**EXERCISE AIM:** Among the entries, how many lines hold the word "data"? Respond with that number only.
■ ■ ■
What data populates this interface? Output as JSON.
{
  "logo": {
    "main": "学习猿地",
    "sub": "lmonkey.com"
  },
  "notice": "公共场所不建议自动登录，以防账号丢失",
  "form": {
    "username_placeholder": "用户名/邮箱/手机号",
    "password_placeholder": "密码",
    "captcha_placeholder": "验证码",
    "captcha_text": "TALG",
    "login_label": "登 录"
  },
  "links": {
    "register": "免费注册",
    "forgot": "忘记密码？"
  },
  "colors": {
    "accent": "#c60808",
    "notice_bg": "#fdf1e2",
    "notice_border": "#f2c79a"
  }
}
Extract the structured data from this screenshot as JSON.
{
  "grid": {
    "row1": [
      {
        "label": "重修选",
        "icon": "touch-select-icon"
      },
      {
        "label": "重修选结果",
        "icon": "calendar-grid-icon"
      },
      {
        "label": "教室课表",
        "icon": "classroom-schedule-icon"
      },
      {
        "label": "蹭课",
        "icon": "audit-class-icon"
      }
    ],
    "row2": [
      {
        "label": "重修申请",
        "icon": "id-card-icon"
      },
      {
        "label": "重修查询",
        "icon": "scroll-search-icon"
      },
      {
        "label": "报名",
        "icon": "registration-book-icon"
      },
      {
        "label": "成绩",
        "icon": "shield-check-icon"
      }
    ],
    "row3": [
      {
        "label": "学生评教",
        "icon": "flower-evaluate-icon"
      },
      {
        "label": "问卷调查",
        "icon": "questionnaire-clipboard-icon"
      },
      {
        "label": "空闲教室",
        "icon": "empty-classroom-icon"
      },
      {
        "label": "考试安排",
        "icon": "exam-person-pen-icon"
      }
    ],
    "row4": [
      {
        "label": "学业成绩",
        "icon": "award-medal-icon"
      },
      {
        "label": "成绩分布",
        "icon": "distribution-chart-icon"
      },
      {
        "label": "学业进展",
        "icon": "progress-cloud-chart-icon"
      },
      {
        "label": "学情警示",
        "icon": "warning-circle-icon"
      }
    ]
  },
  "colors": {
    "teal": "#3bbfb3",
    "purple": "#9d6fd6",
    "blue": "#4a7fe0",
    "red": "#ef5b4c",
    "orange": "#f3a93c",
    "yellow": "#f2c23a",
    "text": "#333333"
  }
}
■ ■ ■
**PROBLEM SOLUTION:** 2